Gervais' oft-repeated response to the gasps of outrage was, "I don't care." Most of us don't and haven't for a long time, if ever. You would think that the Hollywood set would realise this, considering how their political ads- in both America and Britain- moved the needle of public opinion not one whit. I can only assume that, surrounded by sycophants and media lap dogs, their insulated bubble and well-padded egos lead them to believe that Ricky Gervais was merely being offensive instead of truthful (and offensive). They actually seem to believe that the hoi polloi need and want them to tell us how to live our lives, and that is the greatest fantasy fiction which Hollywood has ever produced.
"Players, Sir! I look on them as no better than creatures set upon tables and joint stools to make faces and produce laughter, like dancing dogs." - Samuel Johnson
Our New Year's Day bash was great- the whole family there, about 50 in total. Dinner was filled with good food and conversation; I brought a sweet potato casserole, fruit flan, and mint chocolate squares. We also exchanged our family gifts at that time (we draw names for it during our family getaway in May). I had one of my sisters and her family; I got each of her nine kids a little something, and made a wall hanging and quilt for the whole family. I also bought them a year-long family museum pass to all the provincial museums in Nova Scotia.
The sister who had my name gave me Symphony Nova Scotia tickets for their Broadway concert in the spring. This is going to be great!
Probably the best gift of the day was the one which one of my other sisters- who's very musical- received: a stumpf fiddle (sometimes called a pogo cello). This is a kind of one-man-band instrument that has a large spring, a tin pan drum, a horn, a wood block, and a series of bells.
The stumpf fiddle is mostly used by U.K. skiffle bands and bluegrass bands these days, one being Rend Collective, the Irish Christian folk rock group.
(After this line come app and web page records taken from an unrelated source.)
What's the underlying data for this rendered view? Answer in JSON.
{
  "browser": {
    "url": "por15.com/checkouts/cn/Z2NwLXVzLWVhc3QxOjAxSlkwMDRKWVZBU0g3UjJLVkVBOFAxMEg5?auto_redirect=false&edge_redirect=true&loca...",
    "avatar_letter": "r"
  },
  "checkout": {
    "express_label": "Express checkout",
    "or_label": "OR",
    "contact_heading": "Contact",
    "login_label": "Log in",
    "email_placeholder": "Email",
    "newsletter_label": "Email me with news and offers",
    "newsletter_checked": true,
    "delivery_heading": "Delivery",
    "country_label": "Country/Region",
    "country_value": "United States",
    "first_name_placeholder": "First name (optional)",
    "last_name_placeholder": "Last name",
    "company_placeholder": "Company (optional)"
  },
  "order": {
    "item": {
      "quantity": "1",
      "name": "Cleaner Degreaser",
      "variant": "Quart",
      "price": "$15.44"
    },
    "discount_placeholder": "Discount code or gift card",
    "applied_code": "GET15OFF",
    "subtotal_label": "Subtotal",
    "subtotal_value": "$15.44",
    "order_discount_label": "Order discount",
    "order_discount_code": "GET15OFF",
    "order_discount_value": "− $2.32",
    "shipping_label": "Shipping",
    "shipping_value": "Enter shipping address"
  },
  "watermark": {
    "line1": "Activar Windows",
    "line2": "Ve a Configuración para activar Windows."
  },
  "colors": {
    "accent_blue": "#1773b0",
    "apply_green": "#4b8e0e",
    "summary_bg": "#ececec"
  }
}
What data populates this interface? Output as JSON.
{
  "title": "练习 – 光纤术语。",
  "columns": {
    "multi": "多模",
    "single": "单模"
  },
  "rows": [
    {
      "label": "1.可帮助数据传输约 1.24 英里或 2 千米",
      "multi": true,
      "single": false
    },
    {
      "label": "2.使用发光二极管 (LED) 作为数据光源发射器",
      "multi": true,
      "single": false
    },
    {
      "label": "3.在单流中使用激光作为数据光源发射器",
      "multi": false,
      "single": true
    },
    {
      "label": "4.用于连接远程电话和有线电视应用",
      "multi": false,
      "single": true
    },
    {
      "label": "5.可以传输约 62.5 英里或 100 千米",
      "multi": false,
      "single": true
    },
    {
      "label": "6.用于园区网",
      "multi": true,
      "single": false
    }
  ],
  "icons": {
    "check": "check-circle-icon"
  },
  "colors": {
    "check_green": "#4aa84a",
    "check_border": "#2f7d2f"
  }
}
One of their songs featuring the stumpf fiddle is below:
Some of my nephews & nieces- and their parents- went to see them when they were in Halifax this year:
Oh, yeah... some axe throwing was also done, and no one ended up with arterial bleeding.